• **What the task requires**: Which of the lines below mention the word "Winger"? Pull each one out.

• **Provided entries**:

BEGIN

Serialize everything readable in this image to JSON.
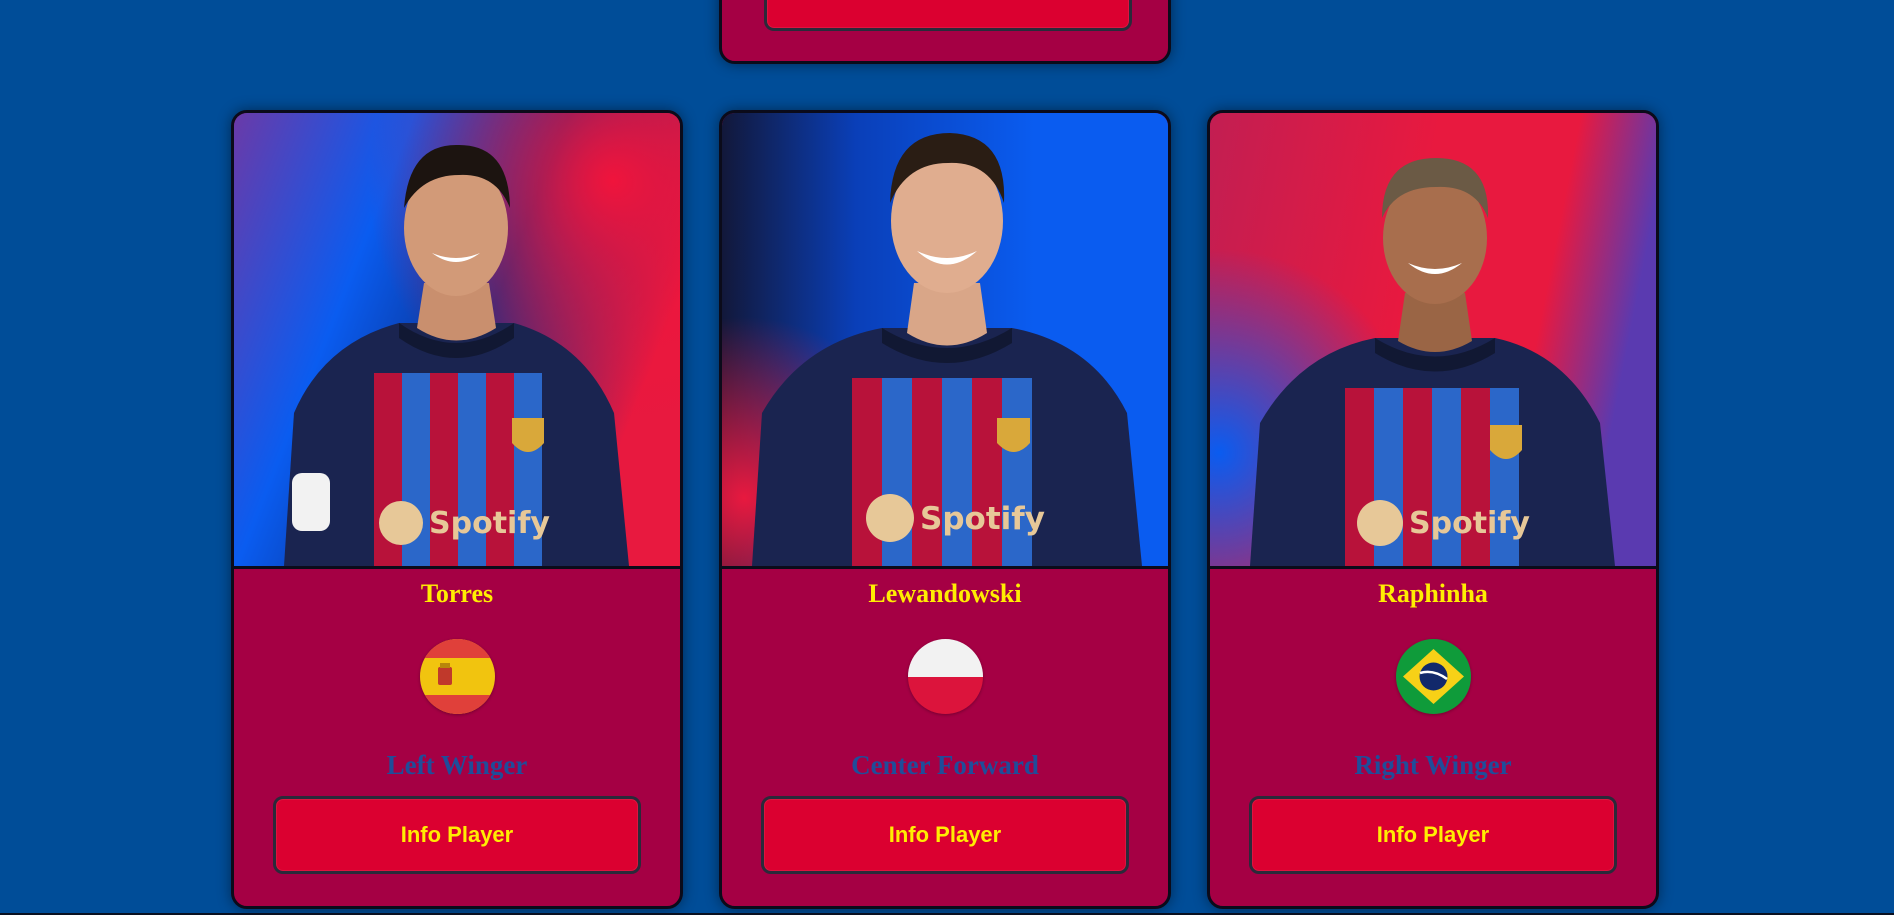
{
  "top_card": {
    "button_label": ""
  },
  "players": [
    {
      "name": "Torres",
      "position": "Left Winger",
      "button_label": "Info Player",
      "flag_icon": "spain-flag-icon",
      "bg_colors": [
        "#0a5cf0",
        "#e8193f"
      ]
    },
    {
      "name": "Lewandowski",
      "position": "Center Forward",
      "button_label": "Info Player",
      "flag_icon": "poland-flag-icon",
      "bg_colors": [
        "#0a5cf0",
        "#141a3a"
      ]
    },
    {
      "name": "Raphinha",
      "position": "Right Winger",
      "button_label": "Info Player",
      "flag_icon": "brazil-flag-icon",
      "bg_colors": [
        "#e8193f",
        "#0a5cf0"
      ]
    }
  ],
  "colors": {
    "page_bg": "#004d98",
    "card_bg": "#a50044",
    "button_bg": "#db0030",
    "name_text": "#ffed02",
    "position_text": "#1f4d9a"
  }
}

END

• **Response to this exercise**:
      "position": "Left Winger",
      "position": "Right Winger",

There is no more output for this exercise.